player, I would have quickly disregarded it and continued working on
improving my change-up. However, in the last 6 years, my life has been
turned upside down. I went from being a kid trying out for the high school
baseball team to a college student opening a musical in New York City.
One night in late 2015, my dad approached me with the “crazy dream”
he had. Unknowingly to me, for many years he had dreamt of writing
a musical set in the ER. As he spent night after night in the ER working
the graveyard shift, he began to envision songs, dances, and storylines.
However, even as his vision became stronger, he still always considered
his idea to be a pipedream, as he didn’t know how to play any instruments.
Though I knew he had a “scientific” side, I didn’t know he also always had
a creative side. He was the singer in a band in high school and loved writing
music with his bandmates. As career and family took the forefront, his
creative side all but faded away. It wasn’t until I quit baseball and started
writing music that I saw this side of him that had been hidden for so long.
The night we started writing Emergency was the night both of our lives
changed. Over the next several months, we worked together making up
characters’ names writing storylines, singing melodies, and recording tracks
in my bedroom. We laughed until we cried, we talked until we fell asleep,
and we sang until our voices were hoarse. Quickly the void we had experienced
from my quitting baseball had been filled by our new musical. After completing
re-writes, readings, and more re-writes, we decided we needed professional
guidance. Our first google search, “how to produce a musical” yielded the
response, “Don’t even bother.” But we kept searching, and ultimately we
stumbled upon Ken Davenport’s website. We contacted Ken and arranged
a script consultation, and with nervous hearts and shaking fingers we logged
onto Skype that day in September. When Ken started the conversation
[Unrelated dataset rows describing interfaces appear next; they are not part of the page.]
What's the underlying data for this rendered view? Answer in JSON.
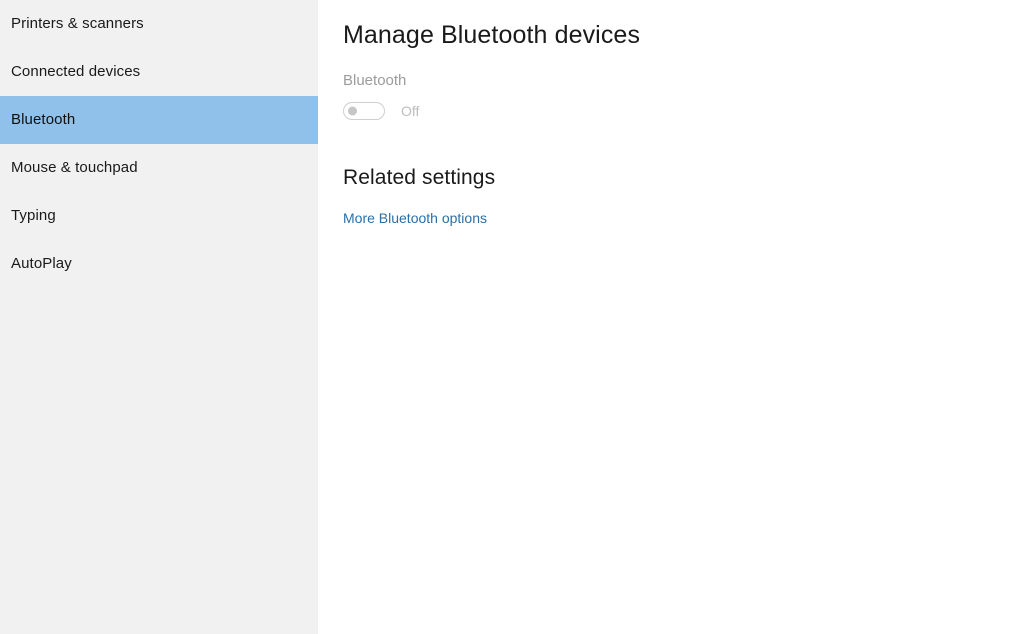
{
  "sidebar": {
    "items": [
      {
        "label": "Printers & scanners",
        "selected": false
      },
      {
        "label": "Connected devices",
        "selected": false
      },
      {
        "label": "Bluetooth",
        "selected": true
      },
      {
        "label": "Mouse & touchpad",
        "selected": false
      },
      {
        "label": "Typing",
        "selected": false
      },
      {
        "label": "AutoPlay",
        "selected": false
      }
    ],
    "selected_color": "#8fc1ea",
    "background_color": "#f1f1f1"
  },
  "main": {
    "title": "Manage Bluetooth devices",
    "bluetooth": {
      "label": "Bluetooth",
      "toggle_state": "Off",
      "toggle_on": false,
      "disabled": true
    },
    "related": {
      "heading": "Related settings",
      "links": [
        {
          "label": "More Bluetooth options"
        }
      ],
      "link_color": "#2a6fa8"
    }
  }
}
by saying, “The music is fantastic,” our hearts nearly stopped. Though we had
no idea how to proceed or what to do, we knew we needed to get Emergency
on stage. Since that day, we have continued to work tirelessly on our show.
We have staged 2 full productions, including a run in New York City, both to
outstanding reviews. We are continuing to push forward, determined to get
our show to the people for whom it was written. And now, as a 20 year-old
theater major in college, I agree that theater changes lives. It changes the lives
of the 40 people who were employed by our show- the actors, directors, stage
managers, music directors, choreographers, costume and prop designers, and
set designers who all work two or three jobs just to afford the chance to live
their dreams. It changes the lives of the audience members who are moved
to tears by what they see on stage. And it changes the lives of a father and son
who find themselves chasing a dream. Please support Emergency and our journey.
Thank you so much!